Sunday, September 29, 2013
What we learned: Week 5
By Alex Scarborough
TUSCALOOSA, Ala. -- No. 1 Alabama remained undefeated by shutting out No. 21 Ole Miss at home on Saturday, 25-0, but what did we really learn about the Crimson Tide in the contest?
The defense is capable: The secondary is still thin. Beyond Deion Belue, there's not much experience at cornerback. John Fulton certainly isn't the answer, hence true freshman Eddie Jackson getting the start there ahead of him. But in spite of throwing a rookie to the flames, Alabama's secondary showed the ability to play well against Ole Miss thanks to Belue's emergence as an on-ball defender and a deep group of safeties that includes Ha Ha Clinton-Dix, Vinnie Sunseri and Landon Collins. Ole Miss had the players at receiver and tight end to make Alabama's secondary look bad. But instead, the back end of Alabama's defense shined against the Rebels.
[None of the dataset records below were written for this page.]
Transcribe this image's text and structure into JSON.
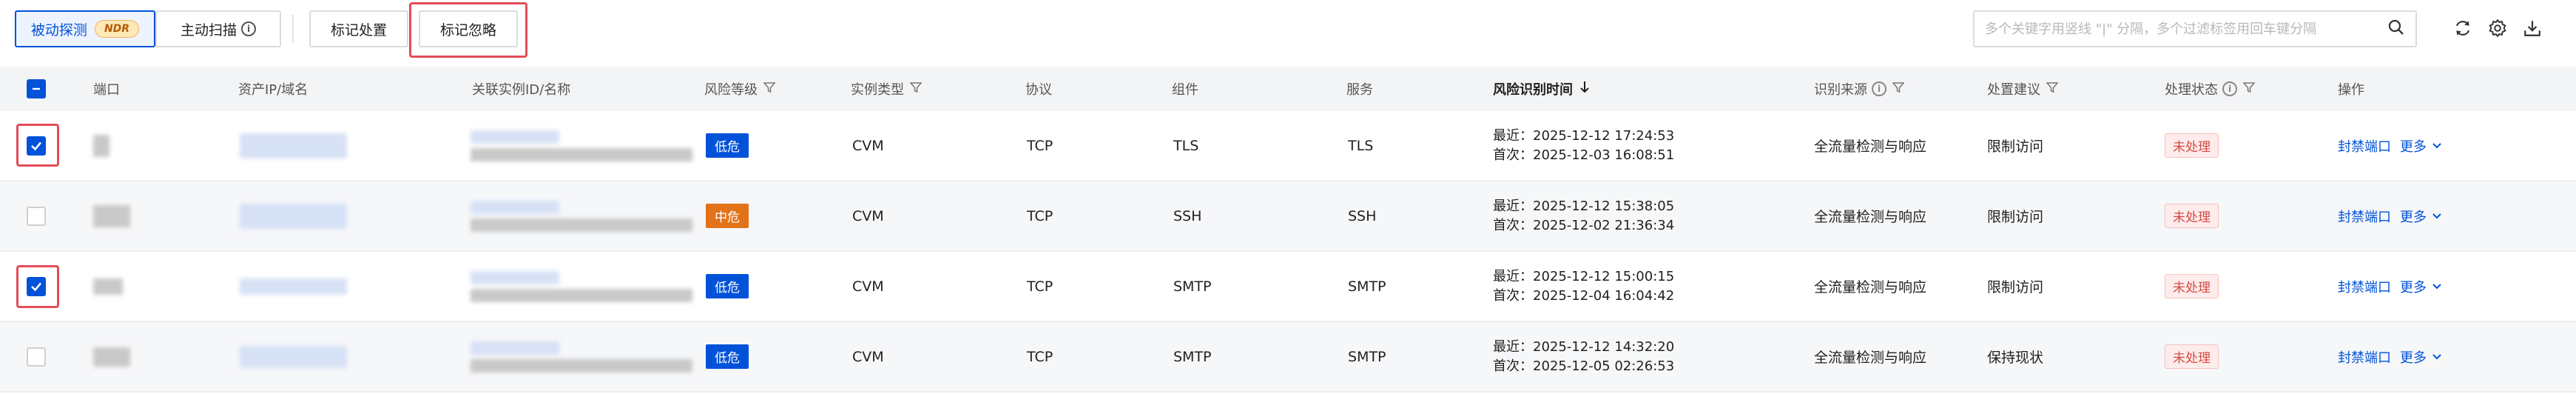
{
  "toolbar": {
    "tabs": [
      {
        "label": "被动探测",
        "badge": "NDR",
        "active": true
      },
      {
        "label": "主动扫描",
        "active": false
      }
    ],
    "actions": [
      {
        "label": "标记处置"
      },
      {
        "label": "标记忽略"
      }
    ],
    "search_placeholder": "多个关键字用竖线 \"|\" 分隔，多个过滤标签用回车键分隔",
    "icons": [
      "search-icon",
      "refresh-icon",
      "settings-icon",
      "download-icon"
    ]
  },
  "table": {
    "headers": {
      "port": "端口",
      "asset": "资产IP/域名",
      "instance": "关联实例ID/名称",
      "risk_level": "风险等级",
      "instance_type": "实例类型",
      "protocol": "协议",
      "component": "组件",
      "service": "服务",
      "identify_time": "风险识别时间",
      "source": "识别来源",
      "suggestion": "处置建议",
      "status": "处理状态",
      "ops": "操作"
    },
    "rows": [
      {
        "checked": true,
        "risk": "低危",
        "risk_level": "low",
        "instance_type": "CVM",
        "protocol": "TCP",
        "component": "TLS",
        "service": "TLS",
        "latest": "最近：2025-12-12 17:24:53",
        "first": "首次：2025-12-03 16:08:51",
        "source": "全流量检测与响应",
        "suggestion": "限制访问",
        "status": "未处理",
        "op_link": "封禁端口",
        "op_more": "更多"
      },
      {
        "checked": false,
        "risk": "中危",
        "risk_level": "mid",
        "instance_type": "CVM",
        "protocol": "TCP",
        "component": "SSH",
        "service": "SSH",
        "latest": "最近：2025-12-12 15:38:05",
        "first": "首次：2025-12-02 21:36:34",
        "source": "全流量检测与响应",
        "suggestion": "限制访问",
        "status": "未处理",
        "op_link": "封禁端口",
        "op_more": "更多"
      },
      {
        "checked": true,
        "risk": "低危",
        "risk_level": "low",
        "instance_type": "CVM",
        "protocol": "TCP",
        "component": "SMTP",
        "service": "SMTP",
        "latest": "最近：2025-12-12 15:00:15",
        "first": "首次：2025-12-04 16:04:42",
        "source": "全流量检测与响应",
        "suggestion": "限制访问",
        "status": "未处理",
        "op_link": "封禁端口",
        "op_more": "更多"
      },
      {
        "checked": false,
        "risk": "低危",
        "risk_level": "low",
        "instance_type": "CVM",
        "protocol": "TCP",
        "component": "SMTP",
        "service": "SMTP",
        "latest": "最近：2025-12-12 14:32:20",
        "first": "首次：2025-12-05 02:26:53",
        "source": "全流量检测与响应",
        "suggestion": "保持现状",
        "status": "未处理",
        "op_link": "封禁端口",
        "op_more": "更多"
      }
    ]
  },
  "colors": {
    "primary": "#0052d9",
    "low_risk": "#0052d9",
    "mid_risk": "#e37318",
    "status_red": "#d54941",
    "highlight_red": "#e34d59"
  }
}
Hope of a running game: Alabama's running game is still somewhat inconsistent, and the loss of center Ryan Kelly for the next few weeks certainly won't help in that respect. But against Ole Miss, the Tide running game finally got going. The offensive line, with Chad Lindsay in at center, was able to push the line of scrimmage and help open holes for T.J. Yeldon and Kenyan Drake, both of whom rushed for 100-plus yards and a touchdown each. The ability to run the football opened up the passing game in turn, allowing AJ McCarron to work effectively off of play action.
Finally, a complete game: OK, maybe it was just one complete half when you look at the struggle to put the ball in the end zone the first two quarters, but still, Alabama finally showed how good it can be at all three phases of the game simultaneously against Ole Miss. The offense moved the ball well, the defense was dominant and special teams was above average with Cade Foster kicking three field goals and Ole Miss never getting anything going in the return game. It was a game all coaches on Alabama's sidelines could be pleased with. And more than anything, head coach Nick Saban could look at his team's effort and be proud. "Our players did a really, really good job of being relentless out there with their effort, their toughness, the way they competed," Saban said, finally not having to throw in the caveat of some missing element in some phase of the game.